Wikipedia Free Encyclopedia's article on 'russell's paradox' russell's paradox is a paradox discovered by Bertrand Russell in 1901 which shows that the naive set theory of Cantor

9. KurzweilAI.net
http://www.kurzweilai.net/meme/frame.html?main=/articles/art0257.html?m=10

10. Russell's Paradox Definition Of Russell's Paradox In Computing. What Is Russell'
Computer term of Russell s paradox in the Computing Dictionary and Thesaurus. Provides search by definition of Russell s Paradox.

Extractions: Dictionaries: General Computing Medical Legal Encyclopedia Word: Word Starts with Ends with Definition (mathematics) Russell's Paradox - A logical contradiction in set theory discovered by Bertrand Russell . If R is the set of all sets which don't contain themselves, does R contain itself? If it does then it doesn't and vice versa.

11. RUSSELL'S PARADOX - Meaning And Definition Of The Word
RUSSELL S PARADOX Dictionary Entry and Meaning. Computing Dictionary. Definition A logical contradiction in set theory discovered by Bertrand Russell.

Extractions: Search Dictionary: Computing Dictionary Definition: A logical contradiction in set theory discovered by Bertrand Russell . If R is the set of all sets which don't contain themselves, does R contain itself? If it does then it doesn't and vice versa. The paradox stems from the acceptance of the following axiom : If P(x) is a property then x : P is a set. This is the Axiom of Comprehension (actually an axiom schema ). By applying it in the case where P is the property "x is not an element of x", we generate the paradox, i.e. something clearly false. Thus any theory built on this axiom must be inconsistent. In lambda-calculus Russell's Paradox can be formulated by representing each set by its characteristic function - the property which is true for members and false for non-members. The set R becomes a function r which is the negation of its argument applied to itself: If we now apply r to itself

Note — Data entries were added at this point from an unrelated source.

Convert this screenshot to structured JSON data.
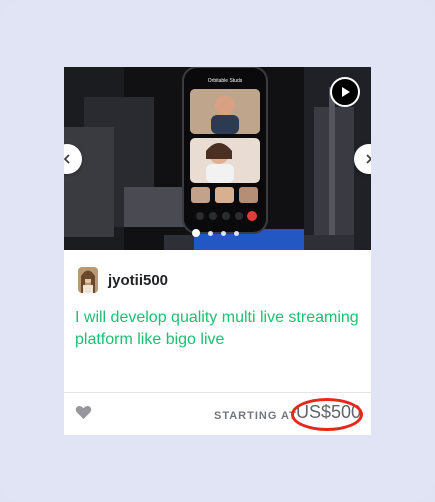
{
  "gig": {
    "seller_name": "jyotii500",
    "title": "I will develop quality multi live streaming platform like bigo live",
    "starting_label": "STARTING AT",
    "price": "US$500",
    "phone_header": "Orbitable Studs"
  },
  "gallery": {
    "slides_count": 4,
    "active_index": 0
  },
  "colors": {
    "title": "#1dbf73",
    "highlight_ring": "#e8271b",
    "page_bg": "#e0e4f4"
  },
  "icons": [
    "play-icon",
    "chevron-left-icon",
    "chevron-right-icon",
    "heart-icon"
  ]
}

Get the Top 10 Most Popular Sites for russell s paradox . 1 entry found for russell s paradox. russell s paradox. mathematics A

Russell s Paradox. mathematics A logical contradiction in set theory discovered by the British mathematician Bertrand Russell (18721970).

Free Online Dictionary of Computing. Russell s Paradox. mathematics A logical contradiction in set theory discovered by Bertrand Russell.

15. The DICT Development Group: Online Dictionary Query- Russell's Paradox
1 definition found From The Free Online Dictionary of Computing (15Feb98) Russell s Paradox A logical contradiction in set theory discovered by the British
http://mandrake.petra.ac.id/cgi-bin/Dict?Form=Dict2&Database=*&Query=Russell's p

16. No Match For Russell's Paradox
No match for Russell s paradox. Sorry, the term Russell s paradox is not in the dictionary. Check the spelling and try removing suffixes like ing and -s .

17. No Match For Russell's Paradox
No match for Russell s Paradox. Sorry, the term Russell s Paradox is not in the dictionary. Check the spelling and try removing suffixes like ing and -s .